“Qualifying in Canada was probably my highlight. Doing that race and seeing that I was on a level to be able to compete with the Pro Esports drivers was very satisfying!”

The feeling was certainly mutual on the other side of the Williams garage. New blood Nicholas Latifi echoed his Grove-based counterpart.

“I was surprised by how many drivers got into it, how serious we all took it and how many hours we put into it. We’re all competitive and all want to win.

“I also didn’t expect how real the mental emotions and processes would feel. Obviously the driving isn’t 100 per cent real, but in terms of when you’re trying to put a qualifying lap together or strategise in the race, it felt very similar to reality.”

Latifi has the unusual distinction of being the first F1 driver to make his debut virtually, rather than physically. Nevertheless, jumping straight in was the way to go.

“[Bahrain] was one of the first esports races that I’d taken part in, so there was a lot of excitement for me experiencing something totally brand new.

“And for the second event in Australia, a lot of the F1 drivers started getting involved and immersing themselves, which sort of set the tone for the next few months. We all had some good times, not just in the races but in general practice, joking around and creating some good content.”

And where would we have been in this lockdown period without content to make us smile?

ISLANDS IN THE STREAM

Four wins and an unofficial championship marked a productive off-season for George Russell – but could there be more Esports escapades for the Williams ace in future?

“I would definitely like to continue streaming. It’s something I really enjoyed, and it’s allowed me to get closer to the fans which has been great. But obviously it’s going to be difficult as we return to racing for real.”

Latifi also streamed his races during lockdown, and said he’d love to continue doing so in future, too.

“I really did enjoy it, much more than I thought I would. It was a really great way to engage with the fans.

“It was really great fun, it obviously got serious and competitive at points. Looking back, it’s something I enjoyed and it gave us an opportunity to bond closer.”

Driver streams accounted for more than 2.7 million views of the Virtual Grands Prix, allowing viewers a personalised perspective of how each driver’s race unfolded.

PRO SERIES BECKONS

The 2020 Formula 1 Season is just days away from roaring into life. And the F1 2020 Esports Pro Series is not too far off either, getting under way later in the year.

So as virtual F1 racing pivots from full-time drivers to the Pro Series stars, there will be new viewers checking out the series for the first time. What should they expect?
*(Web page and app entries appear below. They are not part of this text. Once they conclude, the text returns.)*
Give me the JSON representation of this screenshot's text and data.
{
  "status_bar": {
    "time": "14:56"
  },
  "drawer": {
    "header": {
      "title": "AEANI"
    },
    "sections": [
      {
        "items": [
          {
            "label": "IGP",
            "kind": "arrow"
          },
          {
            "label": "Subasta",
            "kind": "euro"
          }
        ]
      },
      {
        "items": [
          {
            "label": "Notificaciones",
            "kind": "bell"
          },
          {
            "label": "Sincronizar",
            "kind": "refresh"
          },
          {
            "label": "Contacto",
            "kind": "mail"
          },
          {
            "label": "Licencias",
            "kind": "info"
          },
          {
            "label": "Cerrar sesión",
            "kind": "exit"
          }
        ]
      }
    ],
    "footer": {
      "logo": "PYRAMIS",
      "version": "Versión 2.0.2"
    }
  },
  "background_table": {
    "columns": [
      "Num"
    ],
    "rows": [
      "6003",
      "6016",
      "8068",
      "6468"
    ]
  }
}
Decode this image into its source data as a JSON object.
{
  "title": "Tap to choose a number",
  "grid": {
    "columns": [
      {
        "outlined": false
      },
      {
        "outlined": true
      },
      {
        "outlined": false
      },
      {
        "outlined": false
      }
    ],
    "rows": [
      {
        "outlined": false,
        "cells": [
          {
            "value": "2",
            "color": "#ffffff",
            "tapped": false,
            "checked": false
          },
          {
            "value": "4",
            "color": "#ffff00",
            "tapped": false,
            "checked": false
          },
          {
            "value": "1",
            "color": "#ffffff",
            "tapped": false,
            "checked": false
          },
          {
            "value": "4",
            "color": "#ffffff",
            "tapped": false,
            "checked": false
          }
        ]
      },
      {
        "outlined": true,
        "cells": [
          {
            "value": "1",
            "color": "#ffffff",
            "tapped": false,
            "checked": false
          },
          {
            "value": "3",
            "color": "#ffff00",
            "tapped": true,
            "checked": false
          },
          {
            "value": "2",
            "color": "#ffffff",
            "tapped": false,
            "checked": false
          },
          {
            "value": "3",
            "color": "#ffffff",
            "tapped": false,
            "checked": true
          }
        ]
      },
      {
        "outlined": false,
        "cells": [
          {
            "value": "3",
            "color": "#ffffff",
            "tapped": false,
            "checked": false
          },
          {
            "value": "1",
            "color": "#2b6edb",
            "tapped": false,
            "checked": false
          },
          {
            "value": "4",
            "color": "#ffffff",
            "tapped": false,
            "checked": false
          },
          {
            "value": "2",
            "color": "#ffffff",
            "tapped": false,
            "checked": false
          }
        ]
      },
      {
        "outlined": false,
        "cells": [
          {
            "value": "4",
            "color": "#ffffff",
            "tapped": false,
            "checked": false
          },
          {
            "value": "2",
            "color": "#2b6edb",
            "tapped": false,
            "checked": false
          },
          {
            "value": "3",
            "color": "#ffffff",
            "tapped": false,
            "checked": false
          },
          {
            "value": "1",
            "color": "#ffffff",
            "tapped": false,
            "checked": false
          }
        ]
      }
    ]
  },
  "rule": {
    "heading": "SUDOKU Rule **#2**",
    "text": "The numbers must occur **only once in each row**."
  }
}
“F1 Esports is underrated,” asserted Russell.

“The drivers are the best in the world at the game. If you’re not fully focused on the TV, you could be fooled into thinking that it’s the real thing – that’s how good it is!

“If you’re a racing fan, you’re going to get great racing, intense battles, different strategy options and that’s why you should tune in.”

There are both tactical chess games, and out-and-out track battles in the F1 Esports series – things that are both anticipated and beloved by racing fans around the world. And there’s always that aspect of the unknown…

“F1 Esports is unpredictable,” said Latifi of the series.

“In a period when there wes no sport to watch, people turned to esports and it proved entertaining. Yes, we will have on-track F1 races back, but the Pro Series racers really create some good, clean, and unpredictable racing.”

So there you have it, a seal of approval from the Williams pair. Make sure you check out the 2020 F1 Esports Pro Series when it roars into life, later this year.




Share this article